**DATASET:**
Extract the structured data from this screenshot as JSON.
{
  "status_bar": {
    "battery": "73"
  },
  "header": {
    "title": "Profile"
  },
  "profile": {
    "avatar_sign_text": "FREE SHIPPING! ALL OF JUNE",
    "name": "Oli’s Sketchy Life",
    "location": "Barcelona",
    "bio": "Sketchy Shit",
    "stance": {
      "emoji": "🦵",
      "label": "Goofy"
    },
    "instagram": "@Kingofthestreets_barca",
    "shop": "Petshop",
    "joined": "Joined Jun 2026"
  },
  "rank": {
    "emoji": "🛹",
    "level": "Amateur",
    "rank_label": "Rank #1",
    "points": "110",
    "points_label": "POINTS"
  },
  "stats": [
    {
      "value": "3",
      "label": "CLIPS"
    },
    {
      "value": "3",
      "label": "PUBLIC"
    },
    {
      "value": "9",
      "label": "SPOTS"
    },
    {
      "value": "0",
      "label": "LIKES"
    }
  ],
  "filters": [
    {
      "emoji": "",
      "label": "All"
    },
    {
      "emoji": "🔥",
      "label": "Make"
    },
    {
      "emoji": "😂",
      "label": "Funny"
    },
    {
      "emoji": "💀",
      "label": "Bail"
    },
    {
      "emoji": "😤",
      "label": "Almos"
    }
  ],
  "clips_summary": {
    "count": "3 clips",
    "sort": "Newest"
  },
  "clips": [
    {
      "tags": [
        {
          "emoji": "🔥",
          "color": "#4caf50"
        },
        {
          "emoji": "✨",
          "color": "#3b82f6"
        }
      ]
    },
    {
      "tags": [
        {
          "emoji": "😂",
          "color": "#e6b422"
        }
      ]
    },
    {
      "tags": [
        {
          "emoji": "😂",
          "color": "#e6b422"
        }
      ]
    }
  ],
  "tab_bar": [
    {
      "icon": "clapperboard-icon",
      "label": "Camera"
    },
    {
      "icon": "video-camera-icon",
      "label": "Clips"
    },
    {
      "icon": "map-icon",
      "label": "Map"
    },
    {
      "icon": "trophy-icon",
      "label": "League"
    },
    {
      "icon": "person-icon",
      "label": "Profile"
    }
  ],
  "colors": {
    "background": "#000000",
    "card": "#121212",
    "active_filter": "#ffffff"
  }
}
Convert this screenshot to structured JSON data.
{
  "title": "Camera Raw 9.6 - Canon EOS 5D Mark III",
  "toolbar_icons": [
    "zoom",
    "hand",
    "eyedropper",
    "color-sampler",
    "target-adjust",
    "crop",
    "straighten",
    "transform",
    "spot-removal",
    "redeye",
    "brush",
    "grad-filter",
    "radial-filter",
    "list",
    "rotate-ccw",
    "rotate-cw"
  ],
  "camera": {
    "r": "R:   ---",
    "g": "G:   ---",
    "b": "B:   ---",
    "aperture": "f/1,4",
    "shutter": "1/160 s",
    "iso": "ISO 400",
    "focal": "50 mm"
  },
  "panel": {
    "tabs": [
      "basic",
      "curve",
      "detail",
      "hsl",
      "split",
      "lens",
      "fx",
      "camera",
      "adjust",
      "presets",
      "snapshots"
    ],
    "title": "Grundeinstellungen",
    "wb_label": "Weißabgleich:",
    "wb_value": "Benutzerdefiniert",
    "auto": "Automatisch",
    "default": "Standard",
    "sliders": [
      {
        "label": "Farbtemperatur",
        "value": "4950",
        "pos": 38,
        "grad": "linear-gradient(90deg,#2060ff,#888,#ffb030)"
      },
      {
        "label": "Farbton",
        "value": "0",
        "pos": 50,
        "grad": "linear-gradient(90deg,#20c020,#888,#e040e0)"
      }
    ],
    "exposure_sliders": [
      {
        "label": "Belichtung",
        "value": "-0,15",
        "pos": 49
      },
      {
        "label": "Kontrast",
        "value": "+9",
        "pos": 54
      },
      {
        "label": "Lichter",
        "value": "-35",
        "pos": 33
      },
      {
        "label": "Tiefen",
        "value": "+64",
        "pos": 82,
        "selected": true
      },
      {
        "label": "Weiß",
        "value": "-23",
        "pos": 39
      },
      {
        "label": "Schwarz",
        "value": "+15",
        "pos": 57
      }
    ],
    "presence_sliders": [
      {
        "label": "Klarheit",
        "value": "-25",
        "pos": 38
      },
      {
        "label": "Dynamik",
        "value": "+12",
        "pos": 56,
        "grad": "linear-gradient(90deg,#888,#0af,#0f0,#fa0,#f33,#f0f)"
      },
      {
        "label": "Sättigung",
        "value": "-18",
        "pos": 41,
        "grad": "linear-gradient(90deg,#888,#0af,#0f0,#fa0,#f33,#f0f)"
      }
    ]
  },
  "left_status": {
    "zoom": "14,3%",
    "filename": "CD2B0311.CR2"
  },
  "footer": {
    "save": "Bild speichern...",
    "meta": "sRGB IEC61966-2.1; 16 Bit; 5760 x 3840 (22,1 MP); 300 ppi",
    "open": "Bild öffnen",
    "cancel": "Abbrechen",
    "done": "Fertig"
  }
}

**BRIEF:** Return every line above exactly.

**ANSWER TO THIS TASK:**
Extract the structured data from this screenshot as JSON.
{
  "status_bar": {
    "battery": "73"
  },
  "header": {
    "title": "Profile"
  },
  "profile": {
    "avatar_sign_text": "FREE SHIPPING! ALL OF JUNE",
    "name": "Oli’s Sketchy Life",
    "location": "Barcelona",
    "bio": "Sketchy Shit",
    "stance": {
      "emoji": "🦵",
      "label": "Goofy"
    },
    "instagram": "@Kingofthestreets_barca",
    "shop": "Petshop",
    "joined": "Joined Jun 2026"
  },
  "rank": {
    "emoji": "🛹",
    "level": "Amateur",
    "rank_label": "Rank #1",
    "points": "110",
    "points_label": "POINTS"
  },
  "stats": [
    {
      "value": "3",
      "label": "CLIPS"
    },
    {
      "value": "3",
      "label": "PUBLIC"
    },
    {
      "value": "9",
      "label": "SPOTS"
    },
    {
      "value": "0",
      "label": "LIKES"
    }
  ],
  "filters": [
    {
      "emoji": "",
      "label": "All"
    },
    {
      "emoji": "🔥",
      "label": "Make"
    },
    {
      "emoji": "😂",
      "label": "Funny"
    },
    {
      "emoji": "💀",
      "label": "Bail"
    },
    {
      "emoji": "😤",
      "label": "Almos"
    }
  ],
  "clips_summary": {
    "count": "3 clips",
    "sort": "Newest"
  },
  "clips": [
    {
      "tags": [
        {
          "emoji": "🔥",
          "color": "#4caf50"
        },
        {
          "emoji": "✨",
          "color": "#3b82f6"
        }
      ]
    },
    {
      "tags": [
        {
          "emoji": "😂",
          "color": "#e6b422"
        }
      ]
    },
    {
      "tags": [
        {
          "emoji": "😂",
          "color": "#e6b422"
        }
      ]
    }
  ],
  "tab_bar": [
    {
      "icon": "clapperboard-icon",
      "label": "Camera"
    },
    {
      "icon": "video-camera-icon",
      "label": "Clips"
    },
    {
      "icon": "map-icon",
      "label": "Map"
    },
    {
      "icon": "trophy-icon",
      "label": "League"
    },
    {
      "icon": "person-icon",
      "label": "Profile"
    }
  ],
  "colors": {
    "background": "#000000",
    "card": "#121212",
    "active_filter": "#ffffff"
  }
}
Convert this screenshot to structured JSON data.
{
  "title": "Camera Raw 9.6 - Canon EOS 5D Mark III",
  "toolbar_icons": [
    "zoom",
    "hand",
    "eyedropper",
    "color-sampler",
    "target-adjust",
    "crop",
    "straighten",
    "transform",
    "spot-removal",
    "redeye",
    "brush",
    "grad-filter",
    "radial-filter",
    "list",
    "rotate-ccw",
    "rotate-cw"
  ],
  "camera": {
    "r": "R:   ---",
    "g": "G:   ---",
    "b": "B:   ---",
    "aperture": "f/1,4",
    "shutter": "1/160 s",
    "iso": "ISO 400",
    "focal": "50 mm"
  },
  "panel": {
    "tabs": [
      "basic",
      "curve",
      "detail",
      "hsl",
      "split",
      "lens",
      "fx",
      "camera",
      "adjust",
      "presets",
      "snapshots"
    ],
    "title": "Grundeinstellungen",
    "wb_label": "Weißabgleich:",
    "wb_value": "Benutzerdefiniert",
    "auto": "Automatisch",
    "default": "Standard",
    "sliders": [
      {
        "label": "Farbtemperatur",
        "value": "4950",
        "pos": 38,
        "grad": "linear-gradient(90deg,#2060ff,#888,#ffb030)"
      },
      {
        "label": "Farbton",
        "value": "0",
        "pos": 50,
        "grad": "linear-gradient(90deg,#20c020,#888,#e040e0)"
      }
    ],
    "exposure_sliders": [
      {
        "label": "Belichtung",
        "value": "-0,15",
        "pos": 49
      },
      {
        "label": "Kontrast",
        "value": "+9",
        "pos": 54
      },
      {
        "label": "Lichter",
        "value": "-35",
        "pos": 33
      },
      {
        "label": "Tiefen",
        "value": "+64",
        "pos": 82,
        "selected": true
      },
      {
        "label": "Weiß",
        "value": "-23",
        "pos": 39
      },
      {
        "label": "Schwarz",
        "value": "+15",
        "pos": 57
      }
    ],
    "presence_sliders": [
      {
        "label": "Klarheit",
        "value": "-25",
        "pos": 38
      },
      {
        "label": "Dynamik",
        "value": "+12",
        "pos": 56,
        "grad": "linear-gradient(90deg,#888,#0af,#0f0,#fa0,#f33,#f0f)"
      },
      {
        "label": "Sättigung",
        "value": "-18",
        "pos": 41,
        "grad": "linear-gradient(90deg,#888,#0af,#0f0,#fa0,#f33,#f0f)"
      }
    ]
  },
  "left_status": {
    "zoom": "14,3%",
    "filename": "CD2B0311.CR2"
  },
  "footer": {
    "save": "Bild speichern...",
    "meta": "sRGB IEC61966-2.1; 16 Bit; 5760 x 3840 (22,1 MP); 300 ppi",
    "open": "Bild öffnen",
    "cancel": "Abbrechen",
    "done": "Fertig"
  }
}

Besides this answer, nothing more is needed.